It’s a sunny Friday morning and I stretch out in my warm bed. I’ve taken the day off from work to be with Ethan who is home on winter break. From the living room, I hear him at the electronic keyboard we bought the day before. I hear Dan, too, teaching him basic chords, his soft voice rising to cheer Ethan on as he grasps this new skill.
It’s a sweet domestic scene, quite ordinary but for one detail. Ethan and I are in our apartment in Hoboken, New Jersey and Dan is a hundred miles away in his house in Lansdowne, Pennsylvania. My son’s first piano lesson, given by my loving partner, is taking place via speakerphone.
“Okay, Dan, see you tomorrow,” I hear Ethan say. A moment later he calls me in to show me what he’s learned.
“Name a chord and I’ll play it for you.”
I ask for C, then E, then G. Ethan plays each without hesitation.
“You can ask for minor chords too,” he informs me.
I’m impressed with how quickly Ethan has picked up the piano. I’m equally impressed with his ingenuity in handling our living situation. He’s an only child of a single parent who’s in a long-distance relationship. True, Dan is with us most weekends, and Ethan often has friends over during the week, but even when it’s just the two of us, Ethan finds creative ways to fill our quiet home.
The speakerphone technique started with math homework. I’m a good coach when it comes to writing, vocabulary, or research, but by the time Ethan was in third grade, his math skills were beyond mine. I can sometimes assist with word problems by reading them aloud slowly and helping him decipher their logic. But most often, if he’s struggling with a math assignment, Ethan calls Richard or Dan. Being blind, Dan is especially good at working on problems without having them in front of him.
While they untangle tough questions together, I find myself lingering in the room, enjoying the lovely, albeit quirky, rhythm of our budding family.
I’m less inclined to stay close by when Ethan sits at his laptop surrounded by friends via instant messaging. Not that I don’t love his friends, but each has his or her own signature sound effect. When they’re together in a virtual group, the room fills with a relentless cacophony of doorbells, rusty hinges, song fragments, and, my personal favorite — kissy sounds. Still, I like knowing Ethan’s crew is there, available in cyberspace, to keep him company when I have to work late, or when I’m just not enough of a diversion on a long afternoon.

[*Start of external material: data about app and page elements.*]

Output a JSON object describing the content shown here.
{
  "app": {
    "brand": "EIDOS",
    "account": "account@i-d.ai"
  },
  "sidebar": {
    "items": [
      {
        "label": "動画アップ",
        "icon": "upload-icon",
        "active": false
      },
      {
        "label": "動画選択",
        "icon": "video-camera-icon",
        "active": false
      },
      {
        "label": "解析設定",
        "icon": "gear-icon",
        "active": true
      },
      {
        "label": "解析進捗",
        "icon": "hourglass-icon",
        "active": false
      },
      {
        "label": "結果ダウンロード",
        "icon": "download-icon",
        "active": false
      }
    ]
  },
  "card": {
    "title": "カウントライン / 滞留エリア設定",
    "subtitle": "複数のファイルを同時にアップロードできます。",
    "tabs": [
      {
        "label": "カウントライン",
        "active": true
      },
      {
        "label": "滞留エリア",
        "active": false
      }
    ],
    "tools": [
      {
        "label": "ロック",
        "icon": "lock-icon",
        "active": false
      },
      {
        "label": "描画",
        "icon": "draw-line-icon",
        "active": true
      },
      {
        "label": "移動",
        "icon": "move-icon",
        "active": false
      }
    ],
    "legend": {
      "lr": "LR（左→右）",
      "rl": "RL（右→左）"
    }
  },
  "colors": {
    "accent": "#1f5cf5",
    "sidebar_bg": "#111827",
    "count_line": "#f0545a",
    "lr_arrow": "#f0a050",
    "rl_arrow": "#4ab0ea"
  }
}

I love how technology has made the world into a smaller place and our home into a fuller one. But even when the phone is resting in its charger and the computer is off, our apartment rarely feels empty. Living with Ethan is like living with a character actor. He has personas with all kinds of accents and personalities, some based on characters from television — like Grandpa and Abu from The Simpsons — and many who are creations of his own. There’s Burt, Ethan’s sweet but none-too-bright alter ego with a goofy world view and a speech impediment; Dr.Smeeblo, a mad scientist with a high voice and a vaguely Eastern European accent; an old Jewish man based loosely on my father; and a nameless ghetto kid who’ll challenge anyone who dares to get all up in his face. He inhabits these various personalities so fully, and moves from one to the other with such fluidity, I often feel like I’m in a crowded room.
This of course has its downside. Ethan can get me laughing so hard my eyes tear, but there are definitely times when I feel inundated by the menagerie that is my son.

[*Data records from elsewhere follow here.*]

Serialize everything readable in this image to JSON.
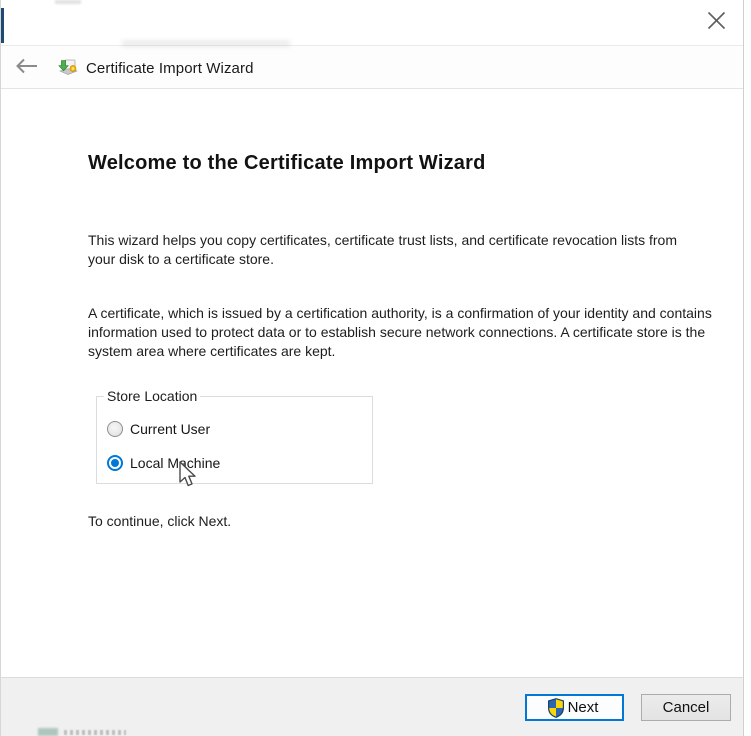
{
  "window": {
    "close_icon": "close-x"
  },
  "header": {
    "back_icon": "left-arrow",
    "app_icon": "certificate-import-icon",
    "title": "Certificate Import Wizard"
  },
  "main": {
    "heading": "Welcome to the Certificate Import Wizard",
    "paragraph1": "This wizard helps you copy certificates, certificate trust lists, and certificate revocation lists from your disk to a certificate store.",
    "paragraph2": "A certificate, which is issued by a certification authority, is a confirmation of your identity and contains information used to protect data or to establish secure network connections. A certificate store is the system area where certificates are kept.",
    "store_location": {
      "legend": "Store Location",
      "options": [
        {
          "label": "Current User",
          "selected": false
        },
        {
          "label": "Local Machine",
          "selected": true
        }
      ]
    },
    "continue_hint": "To continue, click Next."
  },
  "footer": {
    "next_label": "Next",
    "cancel_label": "Cancel"
  },
  "colors": {
    "accent": "#0078d7",
    "navy_strip": "#1e4a73",
    "footer_bg": "#f0f0f0",
    "shield_blue": "#2e66ad",
    "shield_yellow": "#fbd506"
  }
}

“Enough, Ethan!” I yell, just to be heard over the crowd. “I’d really like to remember what my own thoughts sound like.”
Still, I can’t help but appreciate his liveliness. When Richard first left, I worried that our two-person household would feel somber to Ethan, that he’d find life with me dull. After all, he was an energetic preschooler and I was a bookish mom with a disability that prevented me from running around the playground or even around the house with him. What I should have realized even then was that dull and somber don’t stand a chance around Ethan. He’s the most vibrant person I know.
Ethan does sometimes wish for more of a houseful. “You should have had more kids,” he tells me periodically.

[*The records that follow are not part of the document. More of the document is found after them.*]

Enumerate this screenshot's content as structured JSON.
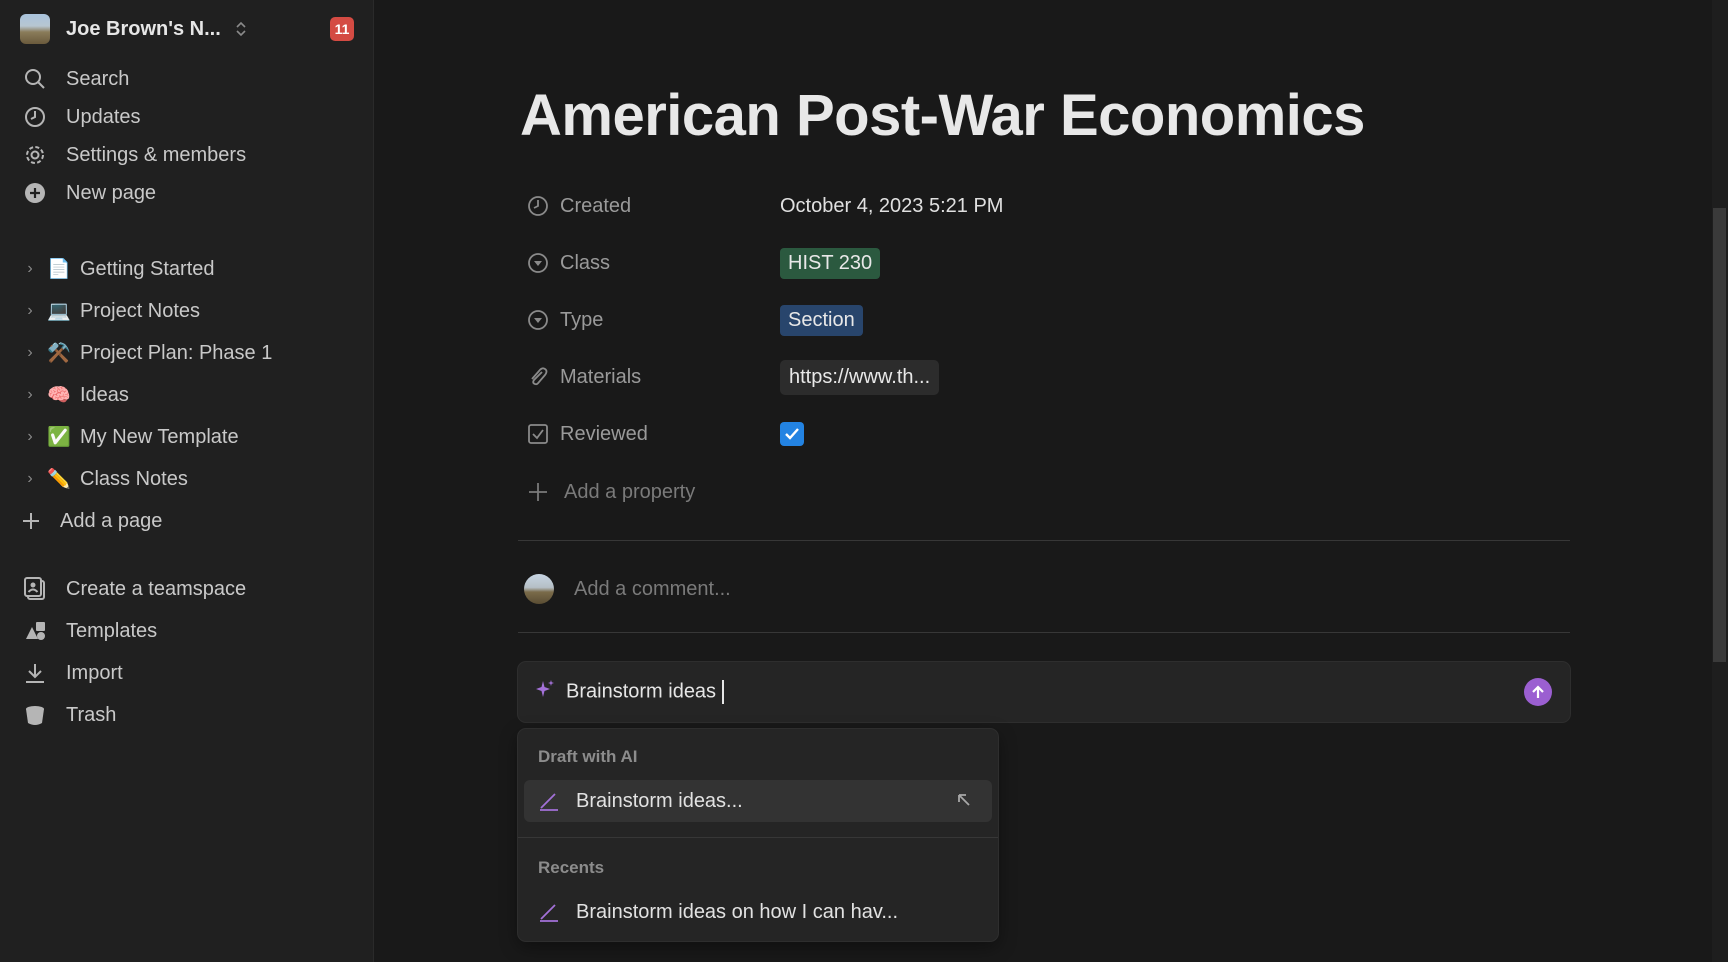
{
  "sidebar": {
    "workspace": {
      "name": "Joe Brown's N...",
      "badge": "11"
    },
    "nav": [
      {
        "label": "Search",
        "icon": "search-icon"
      },
      {
        "label": "Updates",
        "icon": "clock-icon"
      },
      {
        "label": "Settings & members",
        "icon": "gear-icon"
      },
      {
        "label": "New page",
        "icon": "plus-circle-icon"
      }
    ],
    "pages": [
      {
        "label": "Getting Started",
        "emoji": "📄"
      },
      {
        "label": "Project Notes",
        "emoji": "💻"
      },
      {
        "label": "Project Plan: Phase 1",
        "emoji": "⚒️"
      },
      {
        "label": "Ideas",
        "emoji": "🧠"
      },
      {
        "label": "My New Template",
        "emoji": "✅"
      },
      {
        "label": "Class Notes",
        "emoji": "✏️"
      }
    ],
    "add_page": "Add a page",
    "bottom": [
      {
        "label": "Create a teamspace",
        "icon": "teamspace-icon"
      },
      {
        "label": "Templates",
        "icon": "templates-icon"
      },
      {
        "label": "Import",
        "icon": "download-icon"
      },
      {
        "label": "Trash",
        "icon": "trash-icon"
      }
    ]
  },
  "page": {
    "title": "American Post-War Economics",
    "properties": {
      "created": {
        "name": "Created",
        "value": "October 4, 2023 5:21 PM"
      },
      "class": {
        "name": "Class",
        "value": "HIST 230"
      },
      "type": {
        "name": "Type",
        "value": "Section"
      },
      "materials": {
        "name": "Materials",
        "value": "https://www.th..."
      },
      "reviewed": {
        "name": "Reviewed",
        "checked": true
      }
    },
    "add_property": "Add a property",
    "comment_placeholder": "Add a comment..."
  },
  "ai": {
    "input_value": "Brainstorm ideas",
    "dropdown": {
      "draft_heading": "Draft with AI",
      "draft_item": "Brainstorm ideas...",
      "recents_heading": "Recents",
      "recent_item": "Brainstorm ideas on how I can hav..."
    }
  },
  "colors": {
    "accent_purple": "#9b5fd1",
    "tag_green": "#2b593f",
    "tag_blue": "#28456c",
    "checkbox_blue": "#2383e2"
  }
}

“Maybe so, but it’s a bit late now,” I respond.
He loves when we have company, just as I do. But he also craves time that belongs to just the two of us. “I want to have a quiet day at home with you,” he sometimes says, though I wouldn’t define any of our days as especially quiet.
Today was pretty typical, with Ethan’s long-distance music lesson, his computer ringing, beeping and blowing kisses, his thousands of stories and the many voices he told them in.
Right now he’s playing the opening chords to John Lennon’s Imagine on the keyboard. Having just learned them, he’s giving his fingers what he calls “touch memory” by playing them over and over. He fiddles with some switches so that we hear Imagine as if played by an oboe, a steel drum, a harp, a tuba, a banjo and a mechanical woman’s voice counting out the tune — “One, two, three one twothreeone.” He calls his dad and plays a few versions over the phone. Then he calls Dan and leaves a few on his answering machine.
I go into the next room to do some dishes and find myself singing Imagine. Ethan was born on the same day as John Lennon, a fact I proudly announce whenever someone asks for his birthday.
Imagine all the people sharing all the world . . .
I laugh to myself, thinking, Imagine all the people I gave birth to that day . . .